▶ [Your objective] Repeat the listing below in full and exactly. Pictures are to be omitted.
--------------------------------------------------
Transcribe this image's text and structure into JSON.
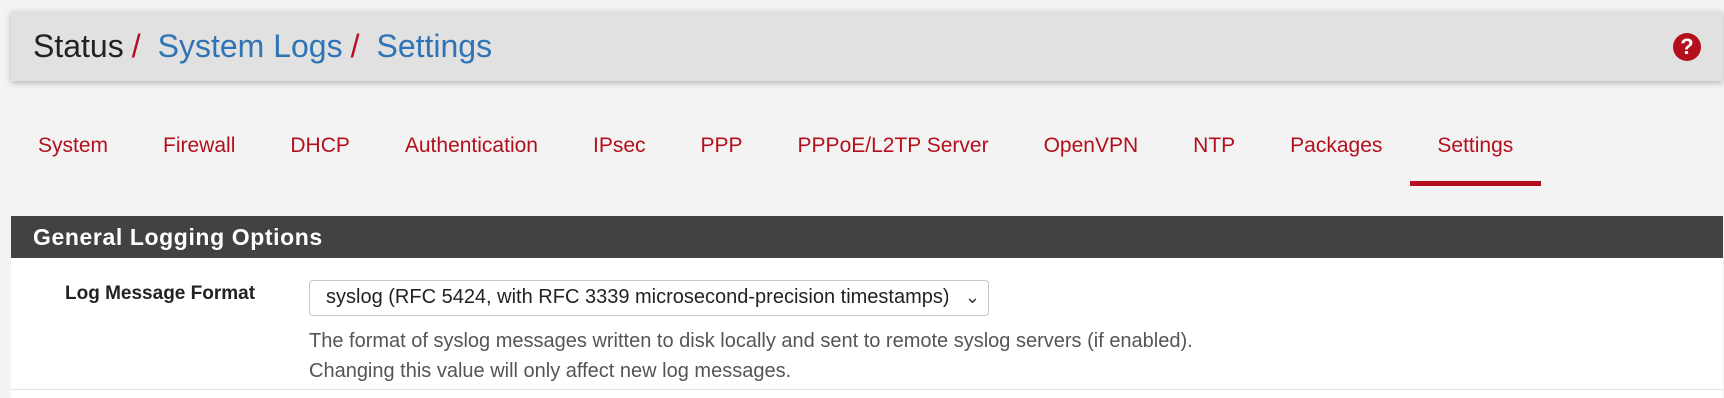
{
  "breadcrumb": {
    "root": "Status",
    "separator": "/",
    "items": [
      "System Logs",
      "Settings"
    ]
  },
  "help_icon": "question-circle-icon",
  "tabs": [
    {
      "label": "System"
    },
    {
      "label": "Firewall"
    },
    {
      "label": "DHCP"
    },
    {
      "label": "Authentication"
    },
    {
      "label": "IPsec"
    },
    {
      "label": "PPP"
    },
    {
      "label": "PPPoE/L2TP Server"
    },
    {
      "label": "OpenVPN"
    },
    {
      "label": "NTP"
    },
    {
      "label": "Packages"
    },
    {
      "label": "Settings",
      "active": true
    }
  ],
  "panel": {
    "heading": "General Logging Options",
    "log_message_format": {
      "label": "Log Message Format",
      "selected": "syslog (RFC 5424, with RFC 3339 microsecond-precision timestamps)",
      "help_line1": "The format of syslog messages written to disk locally and sent to remote syslog servers (if enabled).",
      "help_line2": "Changing this value will only affect new log messages."
    }
  },
  "colors": {
    "accent": "#b30f1c",
    "link": "#2f74b5",
    "panel_heading_bg": "#424242"
  }
}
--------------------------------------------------
▶ [Reply]
Transcribe this image's text and structure into JSON.
{
  "breadcrumb": {
    "root": "Status",
    "separator": "/",
    "items": [
      "System Logs",
      "Settings"
    ]
  },
  "help_icon": "question-circle-icon",
  "tabs": [
    {
      "label": "System"
    },
    {
      "label": "Firewall"
    },
    {
      "label": "DHCP"
    },
    {
      "label": "Authentication"
    },
    {
      "label": "IPsec"
    },
    {
      "label": "PPP"
    },
    {
      "label": "PPPoE/L2TP Server"
    },
    {
      "label": "OpenVPN"
    },
    {
      "label": "NTP"
    },
    {
      "label": "Packages"
    },
    {
      "label": "Settings",
      "active": true
    }
  ],
  "panel": {
    "heading": "General Logging Options",
    "log_message_format": {
      "label": "Log Message Format",
      "selected": "syslog (RFC 5424, with RFC 3339 microsecond-precision timestamps)",
      "help_line1": "The format of syslog messages written to disk locally and sent to remote syslog servers (if enabled).",
      "help_line2": "Changing this value will only affect new log messages."
    }
  },
  "colors": {
    "accent": "#b30f1c",
    "link": "#2f74b5",
    "panel_heading_bg": "#424242"
  }
}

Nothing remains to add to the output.